- Perhaps this should have been discussed better beforehand at Talk:Drug court, but Alan Liefting instead followed the "bold" principle of WP:BRD and just went ahead and did it. He's entitled to do that, you're entitled to complain about it afterwards, maybe even reverse the change. As it is clearly now somewhat controversial, I'd recommend this is raised at the article talk page. Be careful though - per WP:CONSENSUS, asking the community for an overall opinion is also accepting that you're going to follow that consensus opinion, even if it disagrees with your standpoint.
- I've not read these articles in detail, so I could be missing some key point where they only make sense if read as one overall article: perhaps the Australian coverage makes detailed reference to the American content, or US policy was itself based on some earlier trials in Australia. Those could be valid reasons as to why a single article is clearly better. However in general, this is just the sort of article situation that's improved by a split like this, and so I'd support Alan's changes (even though I have a history of disagreeing with him over categorization). Andy Dingley (talk) 09:39, 1 September 2012 (UTC)
- One comment on the readability of the drug court article is that, as you seem to be concerned, it may indeed have lost readability because content has moved to Drug courts in the United States.
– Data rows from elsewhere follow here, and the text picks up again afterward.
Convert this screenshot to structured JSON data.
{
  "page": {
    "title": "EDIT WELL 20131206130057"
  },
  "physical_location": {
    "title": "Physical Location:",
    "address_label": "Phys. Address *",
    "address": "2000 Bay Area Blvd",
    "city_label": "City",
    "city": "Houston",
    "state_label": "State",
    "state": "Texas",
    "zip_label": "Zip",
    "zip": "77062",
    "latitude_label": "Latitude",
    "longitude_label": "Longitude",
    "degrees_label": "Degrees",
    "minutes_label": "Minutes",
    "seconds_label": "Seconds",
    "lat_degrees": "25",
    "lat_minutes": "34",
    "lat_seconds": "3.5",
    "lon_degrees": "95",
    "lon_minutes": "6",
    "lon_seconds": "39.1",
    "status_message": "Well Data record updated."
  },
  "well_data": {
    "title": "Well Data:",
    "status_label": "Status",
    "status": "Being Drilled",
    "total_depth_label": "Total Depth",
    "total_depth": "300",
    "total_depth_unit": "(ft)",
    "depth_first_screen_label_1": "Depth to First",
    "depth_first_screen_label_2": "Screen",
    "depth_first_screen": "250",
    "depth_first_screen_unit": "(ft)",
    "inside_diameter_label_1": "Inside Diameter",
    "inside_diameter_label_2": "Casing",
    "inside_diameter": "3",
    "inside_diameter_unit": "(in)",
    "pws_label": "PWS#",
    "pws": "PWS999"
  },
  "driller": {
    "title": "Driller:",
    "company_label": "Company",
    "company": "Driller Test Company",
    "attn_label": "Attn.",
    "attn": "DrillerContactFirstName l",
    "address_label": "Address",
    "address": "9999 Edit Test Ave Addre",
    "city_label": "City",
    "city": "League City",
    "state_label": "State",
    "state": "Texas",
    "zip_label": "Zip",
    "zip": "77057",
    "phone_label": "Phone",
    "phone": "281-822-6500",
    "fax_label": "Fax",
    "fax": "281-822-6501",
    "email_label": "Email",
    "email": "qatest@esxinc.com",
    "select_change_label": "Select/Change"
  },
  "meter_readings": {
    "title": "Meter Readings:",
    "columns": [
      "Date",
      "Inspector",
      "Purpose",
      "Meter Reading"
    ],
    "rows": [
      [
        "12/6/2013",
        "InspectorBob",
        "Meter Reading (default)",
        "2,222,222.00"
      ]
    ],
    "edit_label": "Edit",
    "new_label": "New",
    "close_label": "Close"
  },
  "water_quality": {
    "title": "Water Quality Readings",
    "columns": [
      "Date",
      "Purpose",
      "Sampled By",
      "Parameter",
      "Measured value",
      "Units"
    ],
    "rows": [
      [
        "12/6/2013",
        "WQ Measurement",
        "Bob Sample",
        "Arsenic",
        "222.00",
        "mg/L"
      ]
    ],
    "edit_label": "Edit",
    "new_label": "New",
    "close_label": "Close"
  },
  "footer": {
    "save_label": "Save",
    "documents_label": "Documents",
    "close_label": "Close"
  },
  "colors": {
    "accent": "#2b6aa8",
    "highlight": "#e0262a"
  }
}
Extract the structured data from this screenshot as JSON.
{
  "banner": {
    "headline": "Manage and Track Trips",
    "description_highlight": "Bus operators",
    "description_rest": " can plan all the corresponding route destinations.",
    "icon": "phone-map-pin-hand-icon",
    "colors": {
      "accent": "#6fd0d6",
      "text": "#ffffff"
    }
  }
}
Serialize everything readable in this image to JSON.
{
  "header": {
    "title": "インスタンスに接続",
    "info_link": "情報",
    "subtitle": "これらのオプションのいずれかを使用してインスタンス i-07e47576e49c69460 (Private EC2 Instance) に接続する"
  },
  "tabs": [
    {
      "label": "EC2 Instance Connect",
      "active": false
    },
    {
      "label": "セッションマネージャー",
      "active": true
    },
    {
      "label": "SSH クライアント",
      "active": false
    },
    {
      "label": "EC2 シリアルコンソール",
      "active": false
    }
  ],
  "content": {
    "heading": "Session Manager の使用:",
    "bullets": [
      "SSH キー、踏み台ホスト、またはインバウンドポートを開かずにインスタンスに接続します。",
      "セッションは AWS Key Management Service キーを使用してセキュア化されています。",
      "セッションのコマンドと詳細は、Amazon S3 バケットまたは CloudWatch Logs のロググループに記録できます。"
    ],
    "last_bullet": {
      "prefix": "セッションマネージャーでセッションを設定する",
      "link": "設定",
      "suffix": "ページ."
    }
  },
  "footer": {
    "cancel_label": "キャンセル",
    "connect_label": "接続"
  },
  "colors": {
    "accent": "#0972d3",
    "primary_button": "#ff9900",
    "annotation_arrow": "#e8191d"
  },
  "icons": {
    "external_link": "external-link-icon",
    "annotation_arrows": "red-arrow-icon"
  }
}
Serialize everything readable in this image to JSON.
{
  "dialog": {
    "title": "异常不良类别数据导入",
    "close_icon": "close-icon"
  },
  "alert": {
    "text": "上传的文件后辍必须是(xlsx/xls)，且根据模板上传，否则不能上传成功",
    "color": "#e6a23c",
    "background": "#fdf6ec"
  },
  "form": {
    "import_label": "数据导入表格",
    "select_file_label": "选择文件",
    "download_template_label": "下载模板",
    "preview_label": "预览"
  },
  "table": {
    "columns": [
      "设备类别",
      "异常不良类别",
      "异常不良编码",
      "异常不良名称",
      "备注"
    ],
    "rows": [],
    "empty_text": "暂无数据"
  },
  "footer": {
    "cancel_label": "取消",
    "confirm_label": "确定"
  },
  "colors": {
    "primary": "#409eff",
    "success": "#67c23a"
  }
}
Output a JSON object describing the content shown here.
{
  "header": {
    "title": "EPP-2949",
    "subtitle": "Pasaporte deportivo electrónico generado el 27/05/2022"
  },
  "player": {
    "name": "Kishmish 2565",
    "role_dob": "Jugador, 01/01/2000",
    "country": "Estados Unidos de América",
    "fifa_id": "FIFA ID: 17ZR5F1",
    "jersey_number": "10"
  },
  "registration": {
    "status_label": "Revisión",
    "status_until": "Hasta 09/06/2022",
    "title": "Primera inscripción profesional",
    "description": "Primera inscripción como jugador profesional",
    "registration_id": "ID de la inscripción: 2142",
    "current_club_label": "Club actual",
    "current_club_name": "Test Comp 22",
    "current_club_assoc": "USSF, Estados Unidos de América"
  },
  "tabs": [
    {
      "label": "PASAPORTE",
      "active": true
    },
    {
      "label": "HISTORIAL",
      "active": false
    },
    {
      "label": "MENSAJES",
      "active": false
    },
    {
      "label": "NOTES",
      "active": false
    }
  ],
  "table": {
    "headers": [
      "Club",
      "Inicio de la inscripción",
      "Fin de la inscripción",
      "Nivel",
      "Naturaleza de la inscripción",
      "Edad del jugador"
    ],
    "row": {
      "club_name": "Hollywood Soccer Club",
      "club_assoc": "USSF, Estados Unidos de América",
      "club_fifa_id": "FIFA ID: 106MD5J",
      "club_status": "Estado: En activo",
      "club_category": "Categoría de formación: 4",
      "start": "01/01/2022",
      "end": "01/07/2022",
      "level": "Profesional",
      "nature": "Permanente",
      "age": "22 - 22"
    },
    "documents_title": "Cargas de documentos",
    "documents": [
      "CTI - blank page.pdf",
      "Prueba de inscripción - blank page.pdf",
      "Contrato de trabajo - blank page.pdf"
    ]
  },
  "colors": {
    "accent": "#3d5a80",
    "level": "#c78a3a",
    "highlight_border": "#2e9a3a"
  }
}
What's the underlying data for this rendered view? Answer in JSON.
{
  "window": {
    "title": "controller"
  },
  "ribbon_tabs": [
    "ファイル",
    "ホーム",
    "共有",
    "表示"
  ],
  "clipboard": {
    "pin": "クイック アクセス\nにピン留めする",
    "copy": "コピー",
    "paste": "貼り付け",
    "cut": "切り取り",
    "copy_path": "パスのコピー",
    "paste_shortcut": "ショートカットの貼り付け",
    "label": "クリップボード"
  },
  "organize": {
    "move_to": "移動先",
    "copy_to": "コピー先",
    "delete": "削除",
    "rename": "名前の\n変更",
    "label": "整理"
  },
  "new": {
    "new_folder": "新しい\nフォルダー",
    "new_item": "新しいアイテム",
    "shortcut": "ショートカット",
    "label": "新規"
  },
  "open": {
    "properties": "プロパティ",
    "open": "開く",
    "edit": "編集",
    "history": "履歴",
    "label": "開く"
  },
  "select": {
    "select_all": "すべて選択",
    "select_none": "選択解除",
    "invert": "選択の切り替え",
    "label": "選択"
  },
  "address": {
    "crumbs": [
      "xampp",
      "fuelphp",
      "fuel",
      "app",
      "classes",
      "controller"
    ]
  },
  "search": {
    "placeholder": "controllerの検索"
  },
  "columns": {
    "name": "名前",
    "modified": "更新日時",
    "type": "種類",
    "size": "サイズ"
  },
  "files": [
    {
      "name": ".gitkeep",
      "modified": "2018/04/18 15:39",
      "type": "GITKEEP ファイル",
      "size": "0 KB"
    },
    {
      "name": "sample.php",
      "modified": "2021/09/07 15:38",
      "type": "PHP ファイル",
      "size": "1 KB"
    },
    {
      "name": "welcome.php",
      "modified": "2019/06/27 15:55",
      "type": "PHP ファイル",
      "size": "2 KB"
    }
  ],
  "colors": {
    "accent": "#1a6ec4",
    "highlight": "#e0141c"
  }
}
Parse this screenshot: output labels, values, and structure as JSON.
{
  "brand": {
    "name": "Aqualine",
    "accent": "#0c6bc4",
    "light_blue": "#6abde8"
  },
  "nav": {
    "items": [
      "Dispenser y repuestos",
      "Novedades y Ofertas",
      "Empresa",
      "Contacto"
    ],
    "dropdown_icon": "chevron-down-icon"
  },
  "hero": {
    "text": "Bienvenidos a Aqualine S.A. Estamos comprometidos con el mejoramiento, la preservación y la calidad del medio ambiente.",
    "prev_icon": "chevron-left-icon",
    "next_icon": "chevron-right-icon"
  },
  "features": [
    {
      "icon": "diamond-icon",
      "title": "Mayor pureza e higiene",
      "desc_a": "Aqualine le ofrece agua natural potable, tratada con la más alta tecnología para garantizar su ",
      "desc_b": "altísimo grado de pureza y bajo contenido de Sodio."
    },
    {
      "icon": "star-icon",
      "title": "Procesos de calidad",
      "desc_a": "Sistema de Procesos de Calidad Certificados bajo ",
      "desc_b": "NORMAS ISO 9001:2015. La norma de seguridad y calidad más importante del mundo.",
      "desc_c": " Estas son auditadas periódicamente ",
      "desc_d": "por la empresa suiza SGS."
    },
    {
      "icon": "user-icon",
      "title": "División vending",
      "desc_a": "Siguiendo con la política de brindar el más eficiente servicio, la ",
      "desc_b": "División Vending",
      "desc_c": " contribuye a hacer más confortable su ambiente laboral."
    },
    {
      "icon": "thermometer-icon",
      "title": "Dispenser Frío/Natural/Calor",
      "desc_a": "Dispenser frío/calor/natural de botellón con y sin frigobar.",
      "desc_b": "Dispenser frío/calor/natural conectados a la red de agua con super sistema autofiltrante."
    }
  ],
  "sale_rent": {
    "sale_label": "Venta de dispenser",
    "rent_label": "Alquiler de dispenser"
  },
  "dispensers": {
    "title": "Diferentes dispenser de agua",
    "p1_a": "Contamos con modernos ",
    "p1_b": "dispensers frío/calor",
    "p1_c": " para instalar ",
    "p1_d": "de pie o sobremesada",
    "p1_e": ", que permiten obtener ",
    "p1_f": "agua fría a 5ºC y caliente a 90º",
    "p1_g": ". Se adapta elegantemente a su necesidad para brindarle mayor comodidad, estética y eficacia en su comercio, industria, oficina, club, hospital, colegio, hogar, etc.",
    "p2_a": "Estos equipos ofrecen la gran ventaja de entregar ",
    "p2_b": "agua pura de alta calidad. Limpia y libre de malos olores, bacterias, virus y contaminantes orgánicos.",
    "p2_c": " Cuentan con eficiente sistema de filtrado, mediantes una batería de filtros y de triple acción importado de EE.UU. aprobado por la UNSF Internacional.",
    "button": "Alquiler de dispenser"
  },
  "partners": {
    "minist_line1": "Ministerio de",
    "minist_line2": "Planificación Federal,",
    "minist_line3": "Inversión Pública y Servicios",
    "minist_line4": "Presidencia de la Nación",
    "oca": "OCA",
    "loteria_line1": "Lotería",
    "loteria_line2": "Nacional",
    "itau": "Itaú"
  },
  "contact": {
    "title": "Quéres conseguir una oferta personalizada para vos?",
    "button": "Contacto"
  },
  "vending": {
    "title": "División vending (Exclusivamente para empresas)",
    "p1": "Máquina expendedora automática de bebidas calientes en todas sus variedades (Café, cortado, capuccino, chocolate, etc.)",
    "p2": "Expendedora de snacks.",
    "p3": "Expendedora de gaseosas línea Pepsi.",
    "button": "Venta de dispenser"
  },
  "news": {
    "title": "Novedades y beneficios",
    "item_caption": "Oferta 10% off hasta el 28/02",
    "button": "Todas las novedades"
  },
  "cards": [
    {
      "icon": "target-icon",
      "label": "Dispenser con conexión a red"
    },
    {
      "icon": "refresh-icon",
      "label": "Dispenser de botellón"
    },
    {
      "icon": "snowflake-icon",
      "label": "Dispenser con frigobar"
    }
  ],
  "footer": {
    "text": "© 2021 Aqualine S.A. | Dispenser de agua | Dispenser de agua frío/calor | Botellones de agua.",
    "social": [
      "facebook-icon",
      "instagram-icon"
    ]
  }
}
Now Drug courts in Australia isn't a problem - that's a simple (and quite dry) article that merely lists their use and distribution. However the US article includes some important history of how drug courts developed, and detail of their differences from other courts. This needs to appear in drug court itself.
- There would seem to be three options here:
- Duplicate this background content into both the US and the overall drug court articles. Duplication is OK between such articles (although both sections should be carefully edited, so that they include only the content relevant to that article. NB this doesn't mean "content relevant to only that article"! - there will still be overlap)
- Move the content back to the overall article. That may leave the US article a little bare, and some of this content is still highly relevant to the US article specifically.
- Reverse the split. This is after all simple. Nor is the un-split article too big to remain as a single article.
- Overall I'm on the fence here. I began by seeing this as a legitimate split, I now see it as having damaged the drug court article and must be fixed. I think that a split article could be repaired without too much effort, probably by some duplication. If a good fix isn't forthcoming though, I would support simply undoing the split as the way to achieve an acceptable article. Andy Dingley (talk) 09:53, 1 September 2012 (UTC)